• Vitamin D, Resveratrol, and Control of LCE3 Genes with Implications for Psoriasis

      Batie, Shane; The University of Arizona College of Medicine - Phoenix; Whitfield, G. Kerr (The University of Arizona., 2016-03-23)
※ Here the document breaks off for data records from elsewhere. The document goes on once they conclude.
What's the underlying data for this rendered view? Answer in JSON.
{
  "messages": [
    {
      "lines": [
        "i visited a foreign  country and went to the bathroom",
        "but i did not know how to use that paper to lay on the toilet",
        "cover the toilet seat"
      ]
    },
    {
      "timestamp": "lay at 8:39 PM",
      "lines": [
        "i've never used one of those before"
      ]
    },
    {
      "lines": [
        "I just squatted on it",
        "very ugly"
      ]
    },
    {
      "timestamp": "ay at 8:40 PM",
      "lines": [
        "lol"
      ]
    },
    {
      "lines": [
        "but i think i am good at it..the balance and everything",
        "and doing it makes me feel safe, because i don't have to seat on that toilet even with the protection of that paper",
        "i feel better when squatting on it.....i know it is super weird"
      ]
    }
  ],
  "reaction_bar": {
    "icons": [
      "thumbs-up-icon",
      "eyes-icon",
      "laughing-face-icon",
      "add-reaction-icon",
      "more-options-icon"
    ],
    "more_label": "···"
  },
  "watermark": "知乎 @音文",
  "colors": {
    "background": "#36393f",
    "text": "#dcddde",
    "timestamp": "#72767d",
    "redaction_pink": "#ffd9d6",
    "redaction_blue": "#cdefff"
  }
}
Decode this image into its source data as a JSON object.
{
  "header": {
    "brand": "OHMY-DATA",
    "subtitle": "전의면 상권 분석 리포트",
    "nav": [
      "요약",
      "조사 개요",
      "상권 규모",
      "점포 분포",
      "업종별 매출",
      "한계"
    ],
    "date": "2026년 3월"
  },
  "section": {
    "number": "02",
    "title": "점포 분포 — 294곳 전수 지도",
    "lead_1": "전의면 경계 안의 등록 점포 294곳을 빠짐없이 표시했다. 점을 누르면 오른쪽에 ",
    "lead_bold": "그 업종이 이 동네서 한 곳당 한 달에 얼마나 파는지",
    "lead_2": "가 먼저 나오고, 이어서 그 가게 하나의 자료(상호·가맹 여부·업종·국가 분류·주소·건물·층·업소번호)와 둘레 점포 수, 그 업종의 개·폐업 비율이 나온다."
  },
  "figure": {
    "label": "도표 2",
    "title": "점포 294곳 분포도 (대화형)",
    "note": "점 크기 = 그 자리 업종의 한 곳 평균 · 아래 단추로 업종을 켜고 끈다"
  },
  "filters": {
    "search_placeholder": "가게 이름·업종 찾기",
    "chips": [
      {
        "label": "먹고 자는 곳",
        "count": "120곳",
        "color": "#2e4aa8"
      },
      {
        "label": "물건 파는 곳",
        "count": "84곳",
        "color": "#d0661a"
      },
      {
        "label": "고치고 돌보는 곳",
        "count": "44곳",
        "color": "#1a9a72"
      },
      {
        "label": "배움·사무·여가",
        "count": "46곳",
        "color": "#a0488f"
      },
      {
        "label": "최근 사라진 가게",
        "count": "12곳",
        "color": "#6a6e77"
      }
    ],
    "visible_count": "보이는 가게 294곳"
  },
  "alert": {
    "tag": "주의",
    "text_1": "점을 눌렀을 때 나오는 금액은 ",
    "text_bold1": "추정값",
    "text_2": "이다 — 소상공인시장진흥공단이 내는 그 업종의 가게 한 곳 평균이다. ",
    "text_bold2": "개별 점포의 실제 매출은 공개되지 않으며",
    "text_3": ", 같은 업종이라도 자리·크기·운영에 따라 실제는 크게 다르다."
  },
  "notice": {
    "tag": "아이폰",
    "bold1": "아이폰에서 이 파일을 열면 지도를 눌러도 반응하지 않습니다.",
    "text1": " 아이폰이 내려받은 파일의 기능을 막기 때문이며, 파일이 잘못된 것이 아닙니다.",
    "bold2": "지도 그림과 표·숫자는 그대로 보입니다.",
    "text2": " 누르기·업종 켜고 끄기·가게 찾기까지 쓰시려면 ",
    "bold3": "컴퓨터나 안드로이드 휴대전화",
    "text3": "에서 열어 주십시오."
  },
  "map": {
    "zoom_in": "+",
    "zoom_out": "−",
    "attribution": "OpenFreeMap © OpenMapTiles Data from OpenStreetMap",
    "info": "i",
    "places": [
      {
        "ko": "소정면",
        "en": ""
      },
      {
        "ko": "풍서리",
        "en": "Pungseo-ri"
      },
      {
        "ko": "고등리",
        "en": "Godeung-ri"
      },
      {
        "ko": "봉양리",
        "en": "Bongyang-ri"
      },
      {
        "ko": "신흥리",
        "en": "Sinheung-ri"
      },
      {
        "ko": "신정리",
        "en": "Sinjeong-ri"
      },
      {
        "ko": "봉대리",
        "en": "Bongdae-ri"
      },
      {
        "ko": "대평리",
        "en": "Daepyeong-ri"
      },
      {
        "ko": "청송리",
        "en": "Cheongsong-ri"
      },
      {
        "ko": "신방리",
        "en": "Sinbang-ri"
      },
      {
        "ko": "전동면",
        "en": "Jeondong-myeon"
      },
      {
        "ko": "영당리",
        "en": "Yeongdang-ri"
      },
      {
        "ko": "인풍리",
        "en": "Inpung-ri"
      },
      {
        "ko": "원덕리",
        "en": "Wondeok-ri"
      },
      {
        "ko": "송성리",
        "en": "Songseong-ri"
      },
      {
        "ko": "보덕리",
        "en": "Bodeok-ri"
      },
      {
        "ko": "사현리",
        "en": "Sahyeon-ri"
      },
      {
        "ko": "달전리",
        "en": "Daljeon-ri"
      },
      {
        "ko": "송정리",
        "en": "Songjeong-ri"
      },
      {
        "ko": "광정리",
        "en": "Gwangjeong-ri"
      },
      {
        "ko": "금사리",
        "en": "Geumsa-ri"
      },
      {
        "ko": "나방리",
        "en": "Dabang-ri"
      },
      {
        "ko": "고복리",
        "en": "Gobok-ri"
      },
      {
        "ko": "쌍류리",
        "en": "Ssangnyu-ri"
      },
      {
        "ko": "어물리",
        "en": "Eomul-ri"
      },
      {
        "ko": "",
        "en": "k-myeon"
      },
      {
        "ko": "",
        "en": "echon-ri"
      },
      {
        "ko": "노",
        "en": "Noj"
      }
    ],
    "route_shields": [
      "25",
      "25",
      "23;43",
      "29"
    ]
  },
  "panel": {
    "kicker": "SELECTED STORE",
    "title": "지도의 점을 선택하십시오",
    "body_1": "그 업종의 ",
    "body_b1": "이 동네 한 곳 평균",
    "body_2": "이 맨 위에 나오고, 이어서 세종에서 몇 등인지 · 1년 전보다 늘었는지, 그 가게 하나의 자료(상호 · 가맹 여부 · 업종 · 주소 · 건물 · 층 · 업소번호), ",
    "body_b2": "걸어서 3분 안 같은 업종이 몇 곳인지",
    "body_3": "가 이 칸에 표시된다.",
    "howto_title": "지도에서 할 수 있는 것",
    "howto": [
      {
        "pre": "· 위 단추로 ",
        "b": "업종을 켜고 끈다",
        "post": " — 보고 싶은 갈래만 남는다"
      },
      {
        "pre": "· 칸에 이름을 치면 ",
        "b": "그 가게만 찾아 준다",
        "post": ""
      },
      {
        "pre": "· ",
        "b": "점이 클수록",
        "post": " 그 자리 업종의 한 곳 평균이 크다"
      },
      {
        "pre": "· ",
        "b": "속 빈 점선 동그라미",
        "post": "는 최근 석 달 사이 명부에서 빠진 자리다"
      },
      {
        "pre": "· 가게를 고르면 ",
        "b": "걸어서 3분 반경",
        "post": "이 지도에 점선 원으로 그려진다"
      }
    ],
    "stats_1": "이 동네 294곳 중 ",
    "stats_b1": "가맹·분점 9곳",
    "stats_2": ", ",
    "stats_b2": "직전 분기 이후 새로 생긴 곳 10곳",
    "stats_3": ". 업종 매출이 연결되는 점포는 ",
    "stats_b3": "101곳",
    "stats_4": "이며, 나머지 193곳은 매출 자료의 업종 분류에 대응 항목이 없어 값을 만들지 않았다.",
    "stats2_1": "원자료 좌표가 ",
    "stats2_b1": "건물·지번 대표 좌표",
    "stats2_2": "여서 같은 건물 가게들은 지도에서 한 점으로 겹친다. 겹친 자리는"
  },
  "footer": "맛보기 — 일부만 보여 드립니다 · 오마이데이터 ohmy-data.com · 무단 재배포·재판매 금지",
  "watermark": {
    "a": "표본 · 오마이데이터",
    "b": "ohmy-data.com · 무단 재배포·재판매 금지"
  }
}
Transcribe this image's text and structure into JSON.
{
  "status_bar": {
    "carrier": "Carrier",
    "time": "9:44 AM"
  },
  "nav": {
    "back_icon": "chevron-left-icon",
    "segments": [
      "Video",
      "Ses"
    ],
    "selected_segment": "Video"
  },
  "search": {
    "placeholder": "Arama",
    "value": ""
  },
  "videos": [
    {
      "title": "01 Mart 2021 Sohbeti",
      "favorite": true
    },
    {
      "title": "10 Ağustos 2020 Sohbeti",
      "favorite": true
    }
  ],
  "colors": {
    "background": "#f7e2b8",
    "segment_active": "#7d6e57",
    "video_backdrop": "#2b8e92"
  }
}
      Psoriasis (Psx) is a chronic inflammatory skin disease with abnormal keratinocyte proliferation and differentiation. One genetic risk factor for psoriasis (denoted PSORS4) is a deletion of LCE3B and LCE3C genes encoding structural proteins in terminally differentiated keratinocytes. Analogs of the hormonal form of vitamin D, 1,25‐dihydroxyvitamin D3 (1,25D) are routinely used to treat Psx, a skin disease that affects over 7 million patients in the US. However, this therapy, even when combined with an anti‐inflammatory (e.g., betamethasone), is ineffective in some patients, particularly those with a severe disease phenotype, underscoring the need for better agents. Further, the mechanism of action of vitamin D analogs is not understood, although their ability to reduce proliferation and promote differentiation of psoriatic keratinocytes is both valued in therapy and is complementary to anti‐inflammatory agents. Given that 1,25D acts via the vitamin D receptor (VDR) to regulate gene expression, this project is focused on elucidating expression alterations in psoriasisrelevant genes mediated by the 1,25D‐liganded VDR in human keratinocytes. Whereas VDR activity is increased when bound to 1,25D, less is known about the ability of other nutritionallyderived lipids to act on VDR. The current study is designed to: 1) evaluate resveratrol, an antioxidant found in the skin of red grapes, as an effector of VDR signaling and potent activator of LCE gene transcription in human keratinocytes, and 2) determine whether resveratrol acts synergistically with 1,25D to regulate the expression of LCE3 genes, with the potential to boost skin repair and ameliorate the symptoms of psoriasis.